OUR VIEW: ECTC program could bring many benefits
More students are earning degrees at Kentucky colleges, but it’s not enough.
College readiness is part of the equation, yet postsecondary education can’t wait to do better with the next crop of high school graduates. Students who have left the classroom can’t be universally written off, left dangling in a harsh job market, dragging down the perception of instructional performance and, likely, missing their life goals.
Too many students leave Kentucky’s colleges and universities by some way other than the commencement stage.
Fewer than half of Kentucky college students graduate from a public university within six years, according to the most recent figures of the Kentucky Council on Postsecondary Education. Statewide, less than a quarter of associate degree seekers graduate from a community or technical college within three years.

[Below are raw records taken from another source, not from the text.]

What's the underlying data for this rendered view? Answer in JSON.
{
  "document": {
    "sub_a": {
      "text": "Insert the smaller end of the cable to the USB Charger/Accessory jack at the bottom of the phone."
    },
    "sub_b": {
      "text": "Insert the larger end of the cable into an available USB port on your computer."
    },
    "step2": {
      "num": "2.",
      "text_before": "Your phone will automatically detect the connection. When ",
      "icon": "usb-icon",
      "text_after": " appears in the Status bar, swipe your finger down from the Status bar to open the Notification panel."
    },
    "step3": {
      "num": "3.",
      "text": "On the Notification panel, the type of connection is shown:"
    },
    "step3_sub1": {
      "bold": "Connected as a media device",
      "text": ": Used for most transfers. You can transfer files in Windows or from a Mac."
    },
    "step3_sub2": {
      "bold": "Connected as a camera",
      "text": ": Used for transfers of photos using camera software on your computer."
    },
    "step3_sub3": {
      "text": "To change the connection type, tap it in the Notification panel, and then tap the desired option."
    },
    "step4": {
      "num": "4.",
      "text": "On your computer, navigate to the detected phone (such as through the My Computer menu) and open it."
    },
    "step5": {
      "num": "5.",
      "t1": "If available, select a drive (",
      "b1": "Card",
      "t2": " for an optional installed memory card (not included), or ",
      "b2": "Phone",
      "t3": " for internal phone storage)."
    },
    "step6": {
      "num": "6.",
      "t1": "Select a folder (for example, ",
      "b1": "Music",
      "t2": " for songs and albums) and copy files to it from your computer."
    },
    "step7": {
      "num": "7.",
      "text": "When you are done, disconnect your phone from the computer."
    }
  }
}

Education experts cite a variety of reasons students drop out of college. These causes of attrition — reviewed at the 2012 Student Success Summit for faculty, staff and administrators across the state — are rooted in everything from academic preparedness to feeling isolated, from financial issues to institutional issues that can leave students feeling disconnected.
Postsecondary leaders need to identify strategies to bring good students back. Along with preparing high school students for the challenges of college and engaging students in retention efforts, bringing students back has to be part of the mix.
A $5,000 grant from the Council on Postsecondary Education is helping Elizabethtown Community and Technical College reach out to such students.
The college was among 11 Kentucky institutions to receive money to identify and assist students who have completed at least 75 percent of the requirements for a diploma or degree.
The money enabled school representatives to contact 740 students from the past three years. In November, ECTC conducted =an event for re-enrollment and meeting with advisers and financial aid staff. Similar meetings could be held later.
The November meeting led to 26 students re-enrolling and school officials expect more. Some students expressed interest in coming back to school in the fall, so ECTC representatives will follow up with them in the spring and summer.
To qualify for the grant, schools had to create a program that addressed causes of attrition. ECTC’s activity addresses motivation by talking to students about the increased earning potential that comes with a completed degree.
Along the way, officials learned something interesting about their former students, too.
At first, Sue French, ECTC dean of instructional and professional development, thought they would find students needed more help with reading, writing and math skills because of the remedial work many students already are doing. But these students — further along in their college careers with 75 percent of their requirements complete — usually left school for financial and family reasons, French said. So, advisers were sure to provide guidance on financial aid and online classes, too.
It’s great news that, as this program indicates, information and encouragement can bring students back. Providing information and encouragement is doable and worth improving someone’s quality of life.
Still, it’s not just students and colleges that benefit. A higher number of college graduates equates to a more skilled workforce. That can fuel innovation and economic growth. It also equates to a better perceived quality of the workforce, which helps local and state organizations compete for jobs.
This editorial represents a consensus of The News-Enterprise editorial board.